Whether children are born with autism, cerebral palsy or another disability, they can learn through simply playing, just like their peers, according to Helene Prokesch, executive director of Lekotek of Georgia.
“We call it the power of play,” she says. “Kids don’t even realize they are developing new skills when they’re playing, but that’s what all children do.”
“Lekotek” is a Swedish word that means “play library,” and that’s exactly what the organization affords to children with disabilities—a library of toys, technology and tools suited to their various learning styles. Play specialists who work with clients at Lekotek have degrees in special education and a passion for children.
At the office in Gainesville, Valerie Cloud has been working with Braxten, a third grader with autism, for about two years. His mother, Sheila, has seen a marked improvement.
“When we first came here, he didn’t talk, but now he laughs, expresses his feelings and interacts with Valerie,” says Sheila. “She’s patient with him and they have evolved into a nice relationship. He opens up socially now and is able to interact with people. Before, he didn’t like going somewhere to interact with others, but he looks forward to coming here.”
The goal is to help children with disabilities fit into the regular classroom, and Lekotek uses accessible play and adaptive toys and technology to accomplish that goal,

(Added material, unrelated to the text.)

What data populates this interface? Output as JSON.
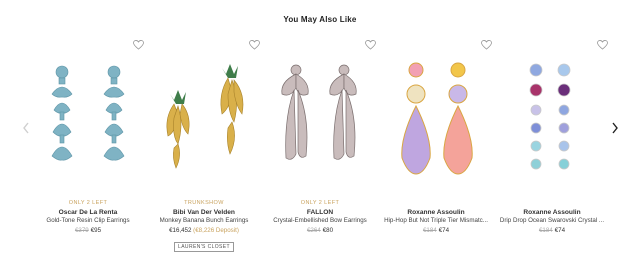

according to Prokesch. This year’s grant from the Jackson EMC Foundation provided funds to purchase new toys and technology and to help ten families take part in the program.
Children visit Lekotek once a month for one-hour play sessions. During that hour they build cognitive abilities, fine motor skills and language skills while increasing their self-
esteem and motivation. Parents and siblings sit in on the professionally guided sessions, learning how to model play with the customized toys for their family members. At the end of each session, state-of-the-art toys and/or technologies are loaned to the family to play with at home.
“At Lekotek, often for the first time, children experience success while gaining confidence and acquiring new skills in an atmosphere of pressure-free learning,” says Prokesch. “What makes us unique is the component of play and integrating family into the sessions. If children are here, siblings don’t wait in another room but come in and play.”
After play sessions, families are sent home with adaptive toys (for ages 0-8) or technology equipment (for ages 8-12). Computers and iPads may be loaned and the Lekotek staff is quick to share apps and programs geared toward specific learning needs.
“We position a child for success, whether it’s literally or figuratively,” says Prokesch. “With certain equipment, we literally position children to enable them to track movement with their eyes or manipulate certain objects. Whatever the case, we focus on abilities, not disabilities.”
Prokesch brought Lekotek to Atlanta 34 years ago when she opened the first office in Atlanta’s Buckhead community.
The teaching model originated in Sweden in the 1960s when two mothers of children with disabilities created toys to facilitate play and learning at home in order to keep from institutionalizing their children. The concept came to America in the 1980s and Prokesch brought it to Georgia in 1983.
Today, Lekotek of Georgia operates with headquarters in Atlanta and five satellite offices, including the Gainesville site at 3485 McEver Road, which opened in 2011.